On Marginalia

The compression of experience between the physical and the digital is not lossless.

Illustration of an open book.

Once upon a time, I relied on marginalia to bridge ideas I had while reading. I'm old, whatever, get over it. Marginalia is the commentary written in the margins of physical books, articles, and other textual material.

A downfall of becoming a digital native is the genuine lack of the experience of marginalia in many applications. Certain pieces of software allow notes to be inserted at various points, sure, but they lack the immediacy of a person creating that physical marginalia. The neural connections don't get made as quickly, becoming more ephemeral digital replications. Often, these notes become hidden from view unless you remember to (or desire to) expose them. You typically choose to hide them while working on something that needs your full attention. You only have so much screen space, after all.

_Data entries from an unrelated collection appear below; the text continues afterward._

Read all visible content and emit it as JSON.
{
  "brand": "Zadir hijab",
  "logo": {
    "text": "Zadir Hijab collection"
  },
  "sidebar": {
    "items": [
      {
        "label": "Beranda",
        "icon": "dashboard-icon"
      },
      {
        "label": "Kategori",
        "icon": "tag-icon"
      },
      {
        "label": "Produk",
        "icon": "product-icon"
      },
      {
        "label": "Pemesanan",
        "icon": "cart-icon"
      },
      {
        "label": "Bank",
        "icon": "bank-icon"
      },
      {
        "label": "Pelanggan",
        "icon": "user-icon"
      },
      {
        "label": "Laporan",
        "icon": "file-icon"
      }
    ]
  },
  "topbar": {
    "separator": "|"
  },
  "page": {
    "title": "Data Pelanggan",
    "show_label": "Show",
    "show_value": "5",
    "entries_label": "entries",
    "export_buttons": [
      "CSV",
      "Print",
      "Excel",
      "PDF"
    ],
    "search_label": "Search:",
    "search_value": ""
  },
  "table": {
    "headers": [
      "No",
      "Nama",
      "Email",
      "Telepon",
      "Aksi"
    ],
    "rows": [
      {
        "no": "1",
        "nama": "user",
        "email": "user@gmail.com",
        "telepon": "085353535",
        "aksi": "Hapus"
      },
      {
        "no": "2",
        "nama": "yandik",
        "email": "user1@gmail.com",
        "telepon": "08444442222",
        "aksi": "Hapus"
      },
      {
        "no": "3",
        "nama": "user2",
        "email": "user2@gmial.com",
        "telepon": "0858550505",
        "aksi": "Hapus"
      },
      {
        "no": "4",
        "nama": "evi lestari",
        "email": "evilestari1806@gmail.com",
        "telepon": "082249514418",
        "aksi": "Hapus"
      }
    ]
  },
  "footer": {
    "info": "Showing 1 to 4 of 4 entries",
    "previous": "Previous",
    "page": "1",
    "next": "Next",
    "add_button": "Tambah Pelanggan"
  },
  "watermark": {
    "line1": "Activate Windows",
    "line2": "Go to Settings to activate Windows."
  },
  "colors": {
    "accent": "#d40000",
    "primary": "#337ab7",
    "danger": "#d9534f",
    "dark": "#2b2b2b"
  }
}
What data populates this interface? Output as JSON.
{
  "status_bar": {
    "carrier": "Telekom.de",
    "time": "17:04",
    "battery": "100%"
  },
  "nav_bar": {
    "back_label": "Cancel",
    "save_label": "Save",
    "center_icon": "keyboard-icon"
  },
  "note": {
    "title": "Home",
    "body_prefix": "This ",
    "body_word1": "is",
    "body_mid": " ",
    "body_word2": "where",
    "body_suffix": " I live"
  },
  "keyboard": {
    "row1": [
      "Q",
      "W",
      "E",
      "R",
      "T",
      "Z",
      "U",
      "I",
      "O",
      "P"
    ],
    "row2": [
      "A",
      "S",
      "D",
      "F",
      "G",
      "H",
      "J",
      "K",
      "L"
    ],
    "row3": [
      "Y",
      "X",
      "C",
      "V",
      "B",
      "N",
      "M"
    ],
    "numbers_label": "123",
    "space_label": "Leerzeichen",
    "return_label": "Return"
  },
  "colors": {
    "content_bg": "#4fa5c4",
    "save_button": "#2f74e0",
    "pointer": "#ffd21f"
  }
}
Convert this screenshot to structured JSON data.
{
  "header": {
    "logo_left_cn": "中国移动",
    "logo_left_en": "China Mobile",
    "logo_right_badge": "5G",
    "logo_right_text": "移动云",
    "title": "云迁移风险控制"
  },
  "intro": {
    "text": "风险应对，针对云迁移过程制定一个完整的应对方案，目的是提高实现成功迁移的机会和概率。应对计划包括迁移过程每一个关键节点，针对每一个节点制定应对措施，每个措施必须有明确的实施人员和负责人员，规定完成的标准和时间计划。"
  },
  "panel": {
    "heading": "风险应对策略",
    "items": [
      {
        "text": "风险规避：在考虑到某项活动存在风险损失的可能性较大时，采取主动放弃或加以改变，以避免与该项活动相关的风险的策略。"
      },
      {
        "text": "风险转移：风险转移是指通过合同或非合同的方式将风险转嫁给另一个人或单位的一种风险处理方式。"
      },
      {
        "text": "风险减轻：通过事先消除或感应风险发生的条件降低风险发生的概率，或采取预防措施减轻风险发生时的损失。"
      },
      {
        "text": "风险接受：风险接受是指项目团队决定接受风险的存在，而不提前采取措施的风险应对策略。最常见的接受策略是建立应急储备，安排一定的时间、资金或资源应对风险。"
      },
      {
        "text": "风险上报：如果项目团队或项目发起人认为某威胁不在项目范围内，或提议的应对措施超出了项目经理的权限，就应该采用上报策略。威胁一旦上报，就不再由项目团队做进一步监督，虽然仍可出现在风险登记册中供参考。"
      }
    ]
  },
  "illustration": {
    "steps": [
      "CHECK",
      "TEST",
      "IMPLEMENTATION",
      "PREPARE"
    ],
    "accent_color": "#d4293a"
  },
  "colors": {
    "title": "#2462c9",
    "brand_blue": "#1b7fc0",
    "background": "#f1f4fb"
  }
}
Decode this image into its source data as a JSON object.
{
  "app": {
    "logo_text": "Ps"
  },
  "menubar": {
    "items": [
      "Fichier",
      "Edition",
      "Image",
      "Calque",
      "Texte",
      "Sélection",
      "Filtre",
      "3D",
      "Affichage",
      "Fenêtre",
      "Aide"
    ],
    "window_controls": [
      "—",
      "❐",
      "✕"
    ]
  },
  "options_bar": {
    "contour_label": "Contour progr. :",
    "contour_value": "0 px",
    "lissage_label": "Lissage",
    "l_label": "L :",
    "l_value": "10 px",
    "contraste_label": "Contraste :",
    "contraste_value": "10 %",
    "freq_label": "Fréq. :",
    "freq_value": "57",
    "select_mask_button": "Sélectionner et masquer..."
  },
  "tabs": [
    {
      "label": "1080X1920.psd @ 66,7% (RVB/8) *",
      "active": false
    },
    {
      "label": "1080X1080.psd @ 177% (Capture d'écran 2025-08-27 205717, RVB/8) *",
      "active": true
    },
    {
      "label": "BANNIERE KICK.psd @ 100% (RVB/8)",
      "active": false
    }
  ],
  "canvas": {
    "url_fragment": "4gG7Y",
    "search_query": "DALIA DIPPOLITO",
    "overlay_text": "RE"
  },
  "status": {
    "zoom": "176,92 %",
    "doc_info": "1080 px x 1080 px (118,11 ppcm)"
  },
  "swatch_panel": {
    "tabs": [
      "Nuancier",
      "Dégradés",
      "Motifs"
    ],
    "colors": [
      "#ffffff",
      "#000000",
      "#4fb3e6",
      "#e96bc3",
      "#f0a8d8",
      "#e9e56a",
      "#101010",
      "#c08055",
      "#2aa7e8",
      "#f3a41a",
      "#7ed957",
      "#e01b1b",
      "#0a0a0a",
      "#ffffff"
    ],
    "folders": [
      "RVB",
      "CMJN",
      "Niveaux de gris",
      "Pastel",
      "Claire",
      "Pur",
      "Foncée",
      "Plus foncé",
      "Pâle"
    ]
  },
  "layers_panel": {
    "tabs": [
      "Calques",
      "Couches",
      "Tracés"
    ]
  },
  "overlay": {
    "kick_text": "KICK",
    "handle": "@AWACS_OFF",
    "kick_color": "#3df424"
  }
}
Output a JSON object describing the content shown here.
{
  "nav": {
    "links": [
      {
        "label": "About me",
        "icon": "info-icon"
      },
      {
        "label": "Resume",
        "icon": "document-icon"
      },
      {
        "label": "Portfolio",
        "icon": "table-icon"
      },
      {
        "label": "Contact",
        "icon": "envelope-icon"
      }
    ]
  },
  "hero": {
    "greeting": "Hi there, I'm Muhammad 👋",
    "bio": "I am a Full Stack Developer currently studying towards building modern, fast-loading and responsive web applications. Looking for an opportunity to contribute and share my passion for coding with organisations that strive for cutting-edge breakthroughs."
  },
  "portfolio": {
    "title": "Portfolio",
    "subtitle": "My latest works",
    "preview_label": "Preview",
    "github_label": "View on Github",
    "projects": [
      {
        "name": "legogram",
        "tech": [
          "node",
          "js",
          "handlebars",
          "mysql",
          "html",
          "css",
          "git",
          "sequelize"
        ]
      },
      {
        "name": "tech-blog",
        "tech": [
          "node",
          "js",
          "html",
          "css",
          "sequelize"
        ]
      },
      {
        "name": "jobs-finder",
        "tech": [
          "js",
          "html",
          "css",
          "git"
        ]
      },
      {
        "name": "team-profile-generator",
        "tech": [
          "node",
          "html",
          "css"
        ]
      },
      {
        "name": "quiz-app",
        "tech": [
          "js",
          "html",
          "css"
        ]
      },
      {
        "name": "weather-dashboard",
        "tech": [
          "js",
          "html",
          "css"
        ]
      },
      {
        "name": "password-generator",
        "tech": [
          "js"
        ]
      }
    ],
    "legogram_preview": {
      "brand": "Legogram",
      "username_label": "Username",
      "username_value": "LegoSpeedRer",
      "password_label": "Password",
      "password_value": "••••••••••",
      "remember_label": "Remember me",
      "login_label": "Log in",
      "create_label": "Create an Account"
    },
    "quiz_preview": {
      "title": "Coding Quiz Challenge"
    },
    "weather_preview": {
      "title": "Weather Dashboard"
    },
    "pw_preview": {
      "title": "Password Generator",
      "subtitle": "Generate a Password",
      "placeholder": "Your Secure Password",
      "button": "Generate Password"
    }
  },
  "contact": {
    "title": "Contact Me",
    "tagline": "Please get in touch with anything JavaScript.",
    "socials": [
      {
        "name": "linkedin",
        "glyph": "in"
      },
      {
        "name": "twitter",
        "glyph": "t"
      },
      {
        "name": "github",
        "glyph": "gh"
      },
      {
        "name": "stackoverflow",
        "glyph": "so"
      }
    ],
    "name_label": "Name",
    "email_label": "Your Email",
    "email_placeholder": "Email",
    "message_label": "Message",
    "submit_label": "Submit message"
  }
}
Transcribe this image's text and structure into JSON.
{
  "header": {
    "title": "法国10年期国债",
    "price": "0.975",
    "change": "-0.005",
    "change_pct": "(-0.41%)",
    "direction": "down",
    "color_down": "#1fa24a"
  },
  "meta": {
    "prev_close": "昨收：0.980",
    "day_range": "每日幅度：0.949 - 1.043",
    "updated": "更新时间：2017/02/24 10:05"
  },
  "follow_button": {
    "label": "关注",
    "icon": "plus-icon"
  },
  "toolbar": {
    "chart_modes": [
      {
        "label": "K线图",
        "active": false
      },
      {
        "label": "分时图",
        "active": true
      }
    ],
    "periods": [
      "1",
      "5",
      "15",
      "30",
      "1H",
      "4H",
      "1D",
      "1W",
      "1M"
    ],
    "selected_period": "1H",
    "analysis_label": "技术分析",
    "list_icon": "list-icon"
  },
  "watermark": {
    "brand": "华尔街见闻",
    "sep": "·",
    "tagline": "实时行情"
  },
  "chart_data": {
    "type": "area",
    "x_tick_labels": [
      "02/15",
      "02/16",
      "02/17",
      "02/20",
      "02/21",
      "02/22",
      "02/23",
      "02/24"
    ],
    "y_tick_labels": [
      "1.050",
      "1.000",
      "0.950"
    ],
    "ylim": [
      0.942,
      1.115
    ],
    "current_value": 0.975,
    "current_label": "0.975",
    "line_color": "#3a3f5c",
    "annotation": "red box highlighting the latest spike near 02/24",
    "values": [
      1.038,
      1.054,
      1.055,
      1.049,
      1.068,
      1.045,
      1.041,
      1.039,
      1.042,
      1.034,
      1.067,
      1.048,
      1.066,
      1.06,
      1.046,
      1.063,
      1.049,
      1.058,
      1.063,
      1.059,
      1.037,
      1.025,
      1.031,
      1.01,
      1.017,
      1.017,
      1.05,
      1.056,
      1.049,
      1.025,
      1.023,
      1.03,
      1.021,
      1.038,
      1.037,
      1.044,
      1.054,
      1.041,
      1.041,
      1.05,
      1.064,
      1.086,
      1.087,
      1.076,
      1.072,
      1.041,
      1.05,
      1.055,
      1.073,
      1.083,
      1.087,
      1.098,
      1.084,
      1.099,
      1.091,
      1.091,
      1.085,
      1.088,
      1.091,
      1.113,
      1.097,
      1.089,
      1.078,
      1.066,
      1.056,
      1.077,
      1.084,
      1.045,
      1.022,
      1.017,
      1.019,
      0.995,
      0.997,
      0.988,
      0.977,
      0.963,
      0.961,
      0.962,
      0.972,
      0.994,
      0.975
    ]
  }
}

Compare that to marginalia in a physical medium. They can't be hidden. They force themselves upon you to remind you of a past reaction to a piece or a connection you drew between two points. When deliberately reading a physical medium, you will sit there, pen or pencil in hand, and prepared to create marginalia—an inch-and-a-half-wide diary of the intellect.

It isn't a secondary feature of an application to flip on and off or one you can choose to display or not. It's active participation with an item in physical space. Once made, marginalia remain.

This isn't "old man yells at clouds," this is a growing sense of frustration at realizing that I'm not sure how to bring this immediacy and active participation to the digital world. I'm not even sure it can be brought to the digital world. There is a disconnect between keyboards, screens, and minds that might never be reconciled—barring some physical brain-jack interface and an impossibly realistic simulation like in The Matrix. I want to hope, but decades of development and design in the digital document creation and editing space have only given us more complicated interactions, not a more holistic experience replicating the physical world. Even document readers like the Kindle can't compare.

And that's a shame. I wish I had a solution, but I'm not sure we will ever find one. The interface between the physical and the digital will always lose some data due to the "compression" of experience between the two. In this case, some of the lost data is that sense of immediacy and connection with our marginalia.